─── Input
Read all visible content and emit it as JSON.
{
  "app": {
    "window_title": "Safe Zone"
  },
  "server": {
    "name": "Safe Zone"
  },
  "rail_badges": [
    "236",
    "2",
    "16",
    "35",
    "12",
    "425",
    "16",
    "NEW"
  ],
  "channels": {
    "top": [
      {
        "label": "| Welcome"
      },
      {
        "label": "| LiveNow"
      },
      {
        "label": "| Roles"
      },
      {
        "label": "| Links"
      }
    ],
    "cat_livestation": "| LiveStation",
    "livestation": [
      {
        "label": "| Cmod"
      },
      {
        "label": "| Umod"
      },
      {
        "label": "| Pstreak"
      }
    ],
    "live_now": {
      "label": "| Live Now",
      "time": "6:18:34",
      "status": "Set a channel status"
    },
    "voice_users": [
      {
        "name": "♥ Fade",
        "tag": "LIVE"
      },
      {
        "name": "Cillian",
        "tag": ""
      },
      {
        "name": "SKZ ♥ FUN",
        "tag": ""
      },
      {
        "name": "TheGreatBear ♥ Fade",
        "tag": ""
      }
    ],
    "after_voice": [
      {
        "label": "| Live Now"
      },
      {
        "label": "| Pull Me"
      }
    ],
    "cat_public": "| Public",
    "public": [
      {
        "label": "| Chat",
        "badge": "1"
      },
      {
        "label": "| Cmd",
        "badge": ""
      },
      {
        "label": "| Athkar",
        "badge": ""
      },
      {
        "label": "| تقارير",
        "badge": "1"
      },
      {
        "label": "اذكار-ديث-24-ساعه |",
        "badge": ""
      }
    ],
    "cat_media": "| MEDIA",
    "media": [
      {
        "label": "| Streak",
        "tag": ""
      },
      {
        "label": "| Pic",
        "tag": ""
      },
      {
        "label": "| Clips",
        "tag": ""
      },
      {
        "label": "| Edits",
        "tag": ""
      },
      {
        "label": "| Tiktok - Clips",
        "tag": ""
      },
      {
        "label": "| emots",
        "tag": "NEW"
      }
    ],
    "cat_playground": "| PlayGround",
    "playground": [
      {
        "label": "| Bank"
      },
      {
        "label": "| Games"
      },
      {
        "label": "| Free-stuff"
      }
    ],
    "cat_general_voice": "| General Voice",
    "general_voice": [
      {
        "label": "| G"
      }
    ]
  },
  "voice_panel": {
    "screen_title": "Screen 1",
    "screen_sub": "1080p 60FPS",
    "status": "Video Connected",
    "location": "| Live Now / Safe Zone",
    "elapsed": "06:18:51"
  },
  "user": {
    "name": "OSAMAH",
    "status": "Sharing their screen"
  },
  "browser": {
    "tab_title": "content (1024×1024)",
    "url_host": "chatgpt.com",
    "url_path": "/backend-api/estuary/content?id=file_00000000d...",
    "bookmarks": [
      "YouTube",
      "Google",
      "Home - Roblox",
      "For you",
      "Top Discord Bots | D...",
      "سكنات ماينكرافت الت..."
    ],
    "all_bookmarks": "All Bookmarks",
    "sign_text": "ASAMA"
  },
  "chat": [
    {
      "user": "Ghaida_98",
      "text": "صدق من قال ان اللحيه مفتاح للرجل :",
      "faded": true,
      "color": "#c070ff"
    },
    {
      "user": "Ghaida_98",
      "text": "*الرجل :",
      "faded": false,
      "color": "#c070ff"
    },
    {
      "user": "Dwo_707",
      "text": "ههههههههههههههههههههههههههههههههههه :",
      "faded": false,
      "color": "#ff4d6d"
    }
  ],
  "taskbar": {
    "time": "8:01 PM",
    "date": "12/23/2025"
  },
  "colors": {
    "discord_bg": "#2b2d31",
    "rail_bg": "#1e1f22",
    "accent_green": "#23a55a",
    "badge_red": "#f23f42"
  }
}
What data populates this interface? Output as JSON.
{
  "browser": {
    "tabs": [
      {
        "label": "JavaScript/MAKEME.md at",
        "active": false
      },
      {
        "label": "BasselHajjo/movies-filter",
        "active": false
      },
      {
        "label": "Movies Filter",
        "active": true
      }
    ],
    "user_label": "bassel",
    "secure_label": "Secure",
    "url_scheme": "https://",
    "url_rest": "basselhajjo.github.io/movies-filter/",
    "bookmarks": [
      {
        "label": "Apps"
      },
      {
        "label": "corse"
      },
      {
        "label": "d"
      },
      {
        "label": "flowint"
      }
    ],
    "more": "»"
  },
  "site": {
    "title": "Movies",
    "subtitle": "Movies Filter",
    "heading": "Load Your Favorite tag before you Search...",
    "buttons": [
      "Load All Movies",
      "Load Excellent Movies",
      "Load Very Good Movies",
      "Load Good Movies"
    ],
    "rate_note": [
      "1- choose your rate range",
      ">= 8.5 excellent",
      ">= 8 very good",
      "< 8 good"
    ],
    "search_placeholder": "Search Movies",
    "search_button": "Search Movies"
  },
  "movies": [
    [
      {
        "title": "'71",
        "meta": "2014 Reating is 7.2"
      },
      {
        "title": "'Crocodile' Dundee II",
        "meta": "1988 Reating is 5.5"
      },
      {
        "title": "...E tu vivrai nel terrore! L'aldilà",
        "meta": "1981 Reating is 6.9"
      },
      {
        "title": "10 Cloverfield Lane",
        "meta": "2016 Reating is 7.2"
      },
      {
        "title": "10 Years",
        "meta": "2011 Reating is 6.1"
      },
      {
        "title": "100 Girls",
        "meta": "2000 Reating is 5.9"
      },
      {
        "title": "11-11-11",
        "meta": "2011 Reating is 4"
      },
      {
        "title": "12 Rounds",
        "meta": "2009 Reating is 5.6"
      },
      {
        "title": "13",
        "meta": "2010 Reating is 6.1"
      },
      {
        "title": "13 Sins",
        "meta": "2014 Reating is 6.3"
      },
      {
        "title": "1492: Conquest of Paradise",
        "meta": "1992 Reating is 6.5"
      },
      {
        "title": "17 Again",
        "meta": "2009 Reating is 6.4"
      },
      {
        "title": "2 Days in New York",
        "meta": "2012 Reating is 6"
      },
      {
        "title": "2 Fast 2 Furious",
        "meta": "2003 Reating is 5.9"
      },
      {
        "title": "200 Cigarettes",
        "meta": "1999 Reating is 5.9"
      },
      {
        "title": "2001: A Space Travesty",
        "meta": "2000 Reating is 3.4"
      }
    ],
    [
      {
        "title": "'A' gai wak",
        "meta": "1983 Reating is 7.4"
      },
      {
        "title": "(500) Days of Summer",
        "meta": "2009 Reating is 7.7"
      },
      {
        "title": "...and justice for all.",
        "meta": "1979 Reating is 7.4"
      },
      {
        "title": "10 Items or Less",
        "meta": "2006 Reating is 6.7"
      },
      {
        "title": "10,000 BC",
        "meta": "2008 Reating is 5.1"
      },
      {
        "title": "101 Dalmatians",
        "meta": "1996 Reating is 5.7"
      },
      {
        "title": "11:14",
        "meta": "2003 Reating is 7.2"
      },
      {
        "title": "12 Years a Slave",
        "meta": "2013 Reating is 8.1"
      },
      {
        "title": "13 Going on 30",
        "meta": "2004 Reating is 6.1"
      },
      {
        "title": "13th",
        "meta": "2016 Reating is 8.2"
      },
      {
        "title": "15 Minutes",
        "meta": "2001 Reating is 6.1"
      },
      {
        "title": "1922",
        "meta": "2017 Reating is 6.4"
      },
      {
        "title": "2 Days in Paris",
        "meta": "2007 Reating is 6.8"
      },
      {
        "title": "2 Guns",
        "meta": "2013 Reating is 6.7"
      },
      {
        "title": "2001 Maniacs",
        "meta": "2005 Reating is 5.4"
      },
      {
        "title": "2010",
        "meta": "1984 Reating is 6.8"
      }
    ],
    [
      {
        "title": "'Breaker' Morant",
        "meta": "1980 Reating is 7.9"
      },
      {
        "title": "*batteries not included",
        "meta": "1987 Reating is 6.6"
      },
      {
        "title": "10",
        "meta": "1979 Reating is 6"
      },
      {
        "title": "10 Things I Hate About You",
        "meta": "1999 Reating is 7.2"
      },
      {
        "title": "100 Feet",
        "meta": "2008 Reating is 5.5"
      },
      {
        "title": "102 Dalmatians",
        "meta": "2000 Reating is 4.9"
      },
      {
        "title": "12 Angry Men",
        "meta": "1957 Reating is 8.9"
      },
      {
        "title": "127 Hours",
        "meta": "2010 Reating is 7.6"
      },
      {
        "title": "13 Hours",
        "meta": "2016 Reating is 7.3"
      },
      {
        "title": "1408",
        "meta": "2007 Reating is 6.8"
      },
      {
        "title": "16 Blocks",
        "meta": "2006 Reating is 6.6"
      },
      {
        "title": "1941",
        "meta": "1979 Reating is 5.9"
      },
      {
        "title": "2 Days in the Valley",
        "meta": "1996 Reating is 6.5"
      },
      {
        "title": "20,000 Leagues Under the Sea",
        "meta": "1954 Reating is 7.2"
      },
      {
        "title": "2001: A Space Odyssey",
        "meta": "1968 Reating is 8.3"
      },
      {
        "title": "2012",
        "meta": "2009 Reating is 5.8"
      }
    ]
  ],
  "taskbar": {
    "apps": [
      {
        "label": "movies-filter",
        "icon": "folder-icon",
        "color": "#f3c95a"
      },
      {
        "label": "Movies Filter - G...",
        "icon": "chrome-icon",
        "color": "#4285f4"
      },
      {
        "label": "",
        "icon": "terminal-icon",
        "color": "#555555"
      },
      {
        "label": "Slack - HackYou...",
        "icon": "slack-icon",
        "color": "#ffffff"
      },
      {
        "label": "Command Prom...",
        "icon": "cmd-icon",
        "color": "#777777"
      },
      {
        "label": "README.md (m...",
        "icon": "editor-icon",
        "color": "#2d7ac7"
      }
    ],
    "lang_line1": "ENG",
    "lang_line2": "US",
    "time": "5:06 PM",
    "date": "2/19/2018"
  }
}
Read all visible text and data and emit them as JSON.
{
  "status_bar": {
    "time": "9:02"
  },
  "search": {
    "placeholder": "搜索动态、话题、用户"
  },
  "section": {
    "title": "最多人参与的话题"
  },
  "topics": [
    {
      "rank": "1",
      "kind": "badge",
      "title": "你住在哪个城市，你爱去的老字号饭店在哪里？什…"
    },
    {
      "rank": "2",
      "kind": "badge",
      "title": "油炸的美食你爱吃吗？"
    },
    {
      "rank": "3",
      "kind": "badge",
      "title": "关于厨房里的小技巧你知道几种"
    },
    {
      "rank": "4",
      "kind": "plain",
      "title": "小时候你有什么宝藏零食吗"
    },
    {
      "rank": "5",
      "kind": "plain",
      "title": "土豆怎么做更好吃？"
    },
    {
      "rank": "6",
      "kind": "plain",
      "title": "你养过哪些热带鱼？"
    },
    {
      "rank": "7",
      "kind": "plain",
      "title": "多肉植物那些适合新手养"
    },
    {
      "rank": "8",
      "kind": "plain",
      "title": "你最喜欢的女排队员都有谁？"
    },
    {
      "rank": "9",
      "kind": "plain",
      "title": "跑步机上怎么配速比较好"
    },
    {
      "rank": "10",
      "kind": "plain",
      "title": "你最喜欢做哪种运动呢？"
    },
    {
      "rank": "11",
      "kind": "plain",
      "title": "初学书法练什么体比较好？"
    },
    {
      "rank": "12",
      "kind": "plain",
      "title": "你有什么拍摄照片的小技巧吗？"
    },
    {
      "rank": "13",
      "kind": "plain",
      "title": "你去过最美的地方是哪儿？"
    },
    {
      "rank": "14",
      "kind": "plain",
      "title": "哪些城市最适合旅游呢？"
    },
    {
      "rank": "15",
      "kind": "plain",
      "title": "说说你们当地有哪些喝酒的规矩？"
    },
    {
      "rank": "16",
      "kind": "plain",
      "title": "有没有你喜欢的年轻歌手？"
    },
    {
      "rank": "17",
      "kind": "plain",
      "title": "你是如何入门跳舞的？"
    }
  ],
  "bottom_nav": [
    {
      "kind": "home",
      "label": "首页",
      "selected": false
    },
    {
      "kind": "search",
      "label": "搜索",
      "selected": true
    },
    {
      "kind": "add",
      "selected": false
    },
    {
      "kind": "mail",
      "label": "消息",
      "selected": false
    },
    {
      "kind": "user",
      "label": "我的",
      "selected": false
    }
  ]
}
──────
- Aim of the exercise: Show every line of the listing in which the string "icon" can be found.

- Solution to this exercise:
        "icon": "folder-icon",
        "icon": "chrome-icon",
        "icon": "terminal-icon",
        "icon": "slack-icon",
        "icon": "cmd-icon",
        "icon": "editor-icon",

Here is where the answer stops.